TASK TO CARRY OUT => Would you copy out each line of the records below that includes the word "desc"?

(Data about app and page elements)
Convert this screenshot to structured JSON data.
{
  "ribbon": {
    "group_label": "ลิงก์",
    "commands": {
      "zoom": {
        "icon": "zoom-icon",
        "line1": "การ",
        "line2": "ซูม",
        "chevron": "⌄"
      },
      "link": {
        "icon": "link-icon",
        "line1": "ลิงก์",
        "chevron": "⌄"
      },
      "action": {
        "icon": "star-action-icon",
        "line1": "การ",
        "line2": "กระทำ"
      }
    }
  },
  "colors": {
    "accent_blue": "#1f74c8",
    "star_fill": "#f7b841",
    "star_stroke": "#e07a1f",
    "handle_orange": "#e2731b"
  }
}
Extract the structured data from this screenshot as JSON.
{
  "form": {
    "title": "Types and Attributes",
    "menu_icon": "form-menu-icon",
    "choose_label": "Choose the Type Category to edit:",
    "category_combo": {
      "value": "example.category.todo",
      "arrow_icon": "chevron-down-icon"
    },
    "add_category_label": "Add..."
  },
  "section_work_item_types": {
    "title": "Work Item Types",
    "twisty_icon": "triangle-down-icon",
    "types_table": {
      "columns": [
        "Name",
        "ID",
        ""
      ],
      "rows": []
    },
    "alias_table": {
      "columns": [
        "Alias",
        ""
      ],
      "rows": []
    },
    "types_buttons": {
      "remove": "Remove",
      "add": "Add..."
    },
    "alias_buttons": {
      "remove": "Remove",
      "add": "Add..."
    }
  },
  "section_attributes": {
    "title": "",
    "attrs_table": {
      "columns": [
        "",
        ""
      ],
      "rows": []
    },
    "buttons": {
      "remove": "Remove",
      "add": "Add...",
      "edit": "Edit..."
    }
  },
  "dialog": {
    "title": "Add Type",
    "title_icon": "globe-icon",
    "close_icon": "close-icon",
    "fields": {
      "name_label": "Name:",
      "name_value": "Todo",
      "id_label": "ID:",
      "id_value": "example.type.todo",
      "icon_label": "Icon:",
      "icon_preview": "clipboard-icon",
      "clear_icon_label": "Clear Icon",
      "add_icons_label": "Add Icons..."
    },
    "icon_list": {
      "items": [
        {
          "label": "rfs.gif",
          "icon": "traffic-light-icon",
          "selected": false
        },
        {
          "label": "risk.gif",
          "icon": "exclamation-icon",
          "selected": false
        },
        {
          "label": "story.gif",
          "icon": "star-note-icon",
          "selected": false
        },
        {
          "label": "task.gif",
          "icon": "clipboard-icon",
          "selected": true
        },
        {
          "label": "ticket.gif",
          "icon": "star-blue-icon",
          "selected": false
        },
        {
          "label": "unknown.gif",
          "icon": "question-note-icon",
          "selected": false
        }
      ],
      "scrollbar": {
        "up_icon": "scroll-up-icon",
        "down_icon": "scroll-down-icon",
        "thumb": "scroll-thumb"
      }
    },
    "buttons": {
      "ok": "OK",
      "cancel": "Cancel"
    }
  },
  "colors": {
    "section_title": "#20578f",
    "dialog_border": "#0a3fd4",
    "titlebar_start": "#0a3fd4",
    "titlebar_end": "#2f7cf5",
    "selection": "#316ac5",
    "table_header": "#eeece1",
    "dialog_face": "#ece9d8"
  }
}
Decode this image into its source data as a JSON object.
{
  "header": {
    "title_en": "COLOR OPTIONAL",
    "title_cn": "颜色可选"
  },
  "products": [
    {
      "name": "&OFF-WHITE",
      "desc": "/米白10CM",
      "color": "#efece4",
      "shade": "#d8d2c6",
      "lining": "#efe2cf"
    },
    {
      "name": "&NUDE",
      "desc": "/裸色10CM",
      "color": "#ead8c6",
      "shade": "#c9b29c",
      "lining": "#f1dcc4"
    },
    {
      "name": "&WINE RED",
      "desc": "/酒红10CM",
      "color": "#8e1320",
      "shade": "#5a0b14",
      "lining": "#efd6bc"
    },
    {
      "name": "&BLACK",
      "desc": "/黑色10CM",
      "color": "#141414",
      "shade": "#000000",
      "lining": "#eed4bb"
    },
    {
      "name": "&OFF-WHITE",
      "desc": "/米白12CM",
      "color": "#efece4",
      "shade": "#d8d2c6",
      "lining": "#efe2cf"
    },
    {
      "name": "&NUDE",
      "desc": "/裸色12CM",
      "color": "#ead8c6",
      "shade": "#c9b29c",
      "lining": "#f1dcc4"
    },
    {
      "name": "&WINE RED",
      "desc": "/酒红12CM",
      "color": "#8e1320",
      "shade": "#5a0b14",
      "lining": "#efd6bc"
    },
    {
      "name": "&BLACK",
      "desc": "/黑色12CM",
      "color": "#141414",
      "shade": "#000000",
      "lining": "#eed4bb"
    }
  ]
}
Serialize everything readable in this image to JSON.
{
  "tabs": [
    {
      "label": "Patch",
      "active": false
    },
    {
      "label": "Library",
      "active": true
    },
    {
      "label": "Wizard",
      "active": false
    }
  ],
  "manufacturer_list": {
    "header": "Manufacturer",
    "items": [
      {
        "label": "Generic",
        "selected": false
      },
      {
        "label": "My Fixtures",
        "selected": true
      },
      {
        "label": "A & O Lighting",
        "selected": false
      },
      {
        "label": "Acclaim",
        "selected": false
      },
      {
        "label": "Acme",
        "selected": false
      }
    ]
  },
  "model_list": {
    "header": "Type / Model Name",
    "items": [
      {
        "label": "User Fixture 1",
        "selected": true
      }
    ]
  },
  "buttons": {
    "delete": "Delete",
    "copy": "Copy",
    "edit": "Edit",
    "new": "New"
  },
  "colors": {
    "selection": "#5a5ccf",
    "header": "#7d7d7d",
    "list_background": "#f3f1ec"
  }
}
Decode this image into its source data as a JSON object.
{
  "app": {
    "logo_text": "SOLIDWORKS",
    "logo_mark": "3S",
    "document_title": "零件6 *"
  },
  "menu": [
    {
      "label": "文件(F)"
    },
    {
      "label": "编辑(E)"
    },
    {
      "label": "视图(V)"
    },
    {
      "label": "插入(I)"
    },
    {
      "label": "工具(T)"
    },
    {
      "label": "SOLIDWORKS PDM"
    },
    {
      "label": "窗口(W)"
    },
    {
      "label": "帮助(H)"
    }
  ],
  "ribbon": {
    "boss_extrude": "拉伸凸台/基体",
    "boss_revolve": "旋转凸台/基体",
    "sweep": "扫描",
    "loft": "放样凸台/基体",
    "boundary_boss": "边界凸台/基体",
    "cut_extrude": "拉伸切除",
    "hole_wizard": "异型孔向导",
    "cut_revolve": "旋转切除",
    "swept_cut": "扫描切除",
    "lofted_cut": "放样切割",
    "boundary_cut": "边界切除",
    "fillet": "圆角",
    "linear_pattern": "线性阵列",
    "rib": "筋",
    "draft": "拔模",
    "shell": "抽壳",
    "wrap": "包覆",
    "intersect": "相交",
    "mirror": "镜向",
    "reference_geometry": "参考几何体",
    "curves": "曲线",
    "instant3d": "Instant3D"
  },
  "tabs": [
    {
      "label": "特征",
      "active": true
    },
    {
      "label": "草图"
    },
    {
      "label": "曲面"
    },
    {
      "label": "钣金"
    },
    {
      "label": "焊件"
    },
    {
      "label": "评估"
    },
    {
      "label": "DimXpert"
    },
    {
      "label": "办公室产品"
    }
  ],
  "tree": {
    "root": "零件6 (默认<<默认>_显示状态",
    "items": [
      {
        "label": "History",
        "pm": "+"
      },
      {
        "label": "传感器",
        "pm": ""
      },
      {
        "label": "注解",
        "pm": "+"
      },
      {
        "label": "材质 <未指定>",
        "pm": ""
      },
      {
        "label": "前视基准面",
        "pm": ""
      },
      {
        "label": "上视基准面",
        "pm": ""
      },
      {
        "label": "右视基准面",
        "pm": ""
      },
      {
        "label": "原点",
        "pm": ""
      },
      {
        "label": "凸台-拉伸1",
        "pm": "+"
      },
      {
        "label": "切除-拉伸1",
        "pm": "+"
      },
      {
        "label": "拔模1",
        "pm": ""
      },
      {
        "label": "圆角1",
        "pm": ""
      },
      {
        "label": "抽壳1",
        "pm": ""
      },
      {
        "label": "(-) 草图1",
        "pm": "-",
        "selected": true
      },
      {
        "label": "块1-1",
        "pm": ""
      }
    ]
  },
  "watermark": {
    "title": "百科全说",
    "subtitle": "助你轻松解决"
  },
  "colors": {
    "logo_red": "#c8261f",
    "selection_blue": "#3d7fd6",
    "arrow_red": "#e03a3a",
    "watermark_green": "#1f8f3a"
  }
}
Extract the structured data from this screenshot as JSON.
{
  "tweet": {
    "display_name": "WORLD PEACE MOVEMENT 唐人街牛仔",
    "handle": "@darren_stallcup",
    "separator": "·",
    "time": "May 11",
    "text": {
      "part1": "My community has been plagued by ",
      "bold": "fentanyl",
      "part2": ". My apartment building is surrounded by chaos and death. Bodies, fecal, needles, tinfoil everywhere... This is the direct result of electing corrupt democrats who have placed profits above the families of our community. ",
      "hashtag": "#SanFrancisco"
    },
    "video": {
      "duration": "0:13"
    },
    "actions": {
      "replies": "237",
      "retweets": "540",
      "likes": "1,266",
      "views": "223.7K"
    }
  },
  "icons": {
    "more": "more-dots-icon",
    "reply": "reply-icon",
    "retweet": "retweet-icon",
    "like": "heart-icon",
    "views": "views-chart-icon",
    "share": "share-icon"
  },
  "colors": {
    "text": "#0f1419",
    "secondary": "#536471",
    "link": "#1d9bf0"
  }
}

RESULT OF THIS EXERCISE =>
      "desc": "/米白10CM",
      "desc": "/裸色10CM",
      "desc": "/酒红10CM",
      "desc": "/黑色10CM",
      "desc": "/米白12CM",
      "desc": "/裸色12CM",
      "desc": "/酒红12CM",
      "desc": "/黑色12CM",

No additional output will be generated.